Iraqi Prime Minister Mustafa al-Kadhimi received in Baghdad a group of wounded Iraqi protesters from the southern Iraqi city of Nasiriyah on Monday, during which the official promised to aid those injured in the mass demonstrations that began in October.

“Prime Minister Mustafa al-Kadhimi directs the formation of a committee to coordinate between the Prime Minister's office and the wounded protesters to monitor their health conditions,” the Iraqi PM’s media office tweeted on Monday.

Kadhimi “vowed” to provide medical treatment to wounded protesters in a separate tweet, saying they would “transfer some of them for treatment outside Iraq if necessary.” 

“The government is determined to fulfill the demands of the peaceful demonstrators, which are among the priorities of its program,” the office stated in another tweet.

As for the mafia-style corruption . . . 

The interview is in Arabic but the closed caption is in English.  MEMRI notes:

Iraqi journalist Hussein Al-Sheikh said in a July 27, 2020 interview on Al-Ahd TV (Iraq) that Iraq is run by gangs and that his situation is as if someone broke into his house, raped his mother and his sister, stole his money, and told him to remain silent. He said that in light of the assassinations of journalist Ahmed Abdul Samad and researcher Husham Al-Hashimi were killed anyone could be next.

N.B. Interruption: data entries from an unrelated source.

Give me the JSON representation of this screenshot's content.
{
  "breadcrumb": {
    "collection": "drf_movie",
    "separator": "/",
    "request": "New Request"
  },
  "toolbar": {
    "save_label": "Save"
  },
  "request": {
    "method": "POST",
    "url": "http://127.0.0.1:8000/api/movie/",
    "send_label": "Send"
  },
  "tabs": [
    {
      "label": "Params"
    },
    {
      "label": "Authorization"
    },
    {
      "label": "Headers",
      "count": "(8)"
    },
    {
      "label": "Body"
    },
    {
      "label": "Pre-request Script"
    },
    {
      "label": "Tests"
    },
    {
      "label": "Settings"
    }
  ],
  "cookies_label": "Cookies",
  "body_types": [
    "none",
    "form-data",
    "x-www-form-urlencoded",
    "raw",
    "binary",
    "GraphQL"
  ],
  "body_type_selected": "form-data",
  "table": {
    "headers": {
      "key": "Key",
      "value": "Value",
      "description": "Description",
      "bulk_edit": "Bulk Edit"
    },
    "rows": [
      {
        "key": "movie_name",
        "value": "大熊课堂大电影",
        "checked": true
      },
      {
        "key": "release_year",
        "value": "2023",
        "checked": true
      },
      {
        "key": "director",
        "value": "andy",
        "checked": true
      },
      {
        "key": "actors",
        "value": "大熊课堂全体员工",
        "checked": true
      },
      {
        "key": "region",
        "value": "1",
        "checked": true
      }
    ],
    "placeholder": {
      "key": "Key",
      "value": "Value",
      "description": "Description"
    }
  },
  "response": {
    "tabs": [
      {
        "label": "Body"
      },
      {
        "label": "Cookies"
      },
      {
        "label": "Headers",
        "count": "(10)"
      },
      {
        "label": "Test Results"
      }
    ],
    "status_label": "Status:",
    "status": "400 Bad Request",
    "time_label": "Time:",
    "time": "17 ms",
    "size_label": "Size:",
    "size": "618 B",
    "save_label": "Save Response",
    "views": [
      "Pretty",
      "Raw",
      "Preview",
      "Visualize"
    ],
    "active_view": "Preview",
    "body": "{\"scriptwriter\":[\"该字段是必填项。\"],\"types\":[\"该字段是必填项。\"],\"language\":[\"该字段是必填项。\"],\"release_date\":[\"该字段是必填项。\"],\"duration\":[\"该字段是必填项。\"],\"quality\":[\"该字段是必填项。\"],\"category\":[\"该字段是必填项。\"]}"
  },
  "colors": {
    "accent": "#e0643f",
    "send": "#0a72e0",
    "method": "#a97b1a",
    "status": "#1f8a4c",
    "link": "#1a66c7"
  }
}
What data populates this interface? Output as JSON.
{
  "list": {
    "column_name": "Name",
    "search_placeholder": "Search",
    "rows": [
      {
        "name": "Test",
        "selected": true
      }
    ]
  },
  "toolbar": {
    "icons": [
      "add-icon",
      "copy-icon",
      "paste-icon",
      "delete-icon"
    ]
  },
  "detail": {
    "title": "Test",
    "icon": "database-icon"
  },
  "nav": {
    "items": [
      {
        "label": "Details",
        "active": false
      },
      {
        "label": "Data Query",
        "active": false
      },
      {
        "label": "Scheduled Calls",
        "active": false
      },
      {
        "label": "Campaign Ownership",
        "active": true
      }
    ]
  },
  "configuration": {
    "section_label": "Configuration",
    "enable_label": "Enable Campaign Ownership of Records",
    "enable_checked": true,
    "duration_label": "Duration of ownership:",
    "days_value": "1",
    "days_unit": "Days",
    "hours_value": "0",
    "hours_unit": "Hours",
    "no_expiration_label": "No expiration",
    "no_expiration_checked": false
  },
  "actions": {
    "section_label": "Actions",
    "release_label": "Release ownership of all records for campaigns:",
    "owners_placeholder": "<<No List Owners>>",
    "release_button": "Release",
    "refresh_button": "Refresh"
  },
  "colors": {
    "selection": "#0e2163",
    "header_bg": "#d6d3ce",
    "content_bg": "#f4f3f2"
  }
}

Meanwhile, the Democratic Party seems about to put together yet another presidential ticket where at least one of the people on the ticket voted for the Iraq War.  They've never put together a ticket with someone in Congress who voted against the Iraq War but, since the start of the 2003 wave of the never-ending war, the Dem's presidential ticket has always had at least one person who supported and sold the Iraq War.  Joe Biden is expected to be this year's presidential nominee.  He is a War Hawk.  Patrick Martin (WSWS) examines the party platform his people just put together:

The Democratic platform backs a continued US military presence in Iraq “to train our Iraqi partners,” and in Syria to keep up “the offensive against ISIS” while restoring the US alliance with Kurdish forces in Syria that Trump reneged on.

The platform declares “Our commitment to Israel’s security, its qualitative military edge, its right to defend itself” to be “ironclad.” Initially, the platform language referred to the Israeli “occupation” of the West Bank, a term that was removed at Biden’s personal insistence. The draft now merely criticizes “settlement expansion” and “annexation.”

Biden pledges to “close the detention center at Guantanamo Bay,” as Obama pledged in 2008. Twelve years later, the prison still stands and not one of the prisoners has been brought to trial.

On China, the Democratic platform attacks Trump from the right, claiming that his trade war policies have not restored jobs in the United States and pledging to “stand up” to China on its trade practices and alleged theft of intellectual property.

There is also this pledge: “We will underscore our global commitment to freedom of navigation and resist the Chinese military’s intimidation in the South China Sea. Democrats are committed to the Taiwan Relations Act and will continue to support a peaceful resolution of cross-strait issues consistent with the wishes and best interests of the people of Taiwan.”

In his interview with the minority journalists referenced in the first part of this article, Biden answered one foreign policy question. He said that Trump’s tariffs on Chinese goods had provoked retaliation that had devastated US manufacturing and agriculture. “We’re going after China in the wrong way,” he declared, saying that a Biden administration would review the tariffs and focus on issues such as protecting intellectual property and opposing Beijing’s restrictions on US businesses operating in the Chinese market.

This morning, the 'public affairs' programs are yet again jaw boning about who Joe Biden might pick as his running mate.  They've done that non-stop since June.  It's cheap and easy journalism.  And it doesn't anger anyone.  It also serves no public purpose.  Examining the party's new platform is a public service, it is news and it does have value.  

The following sites updated: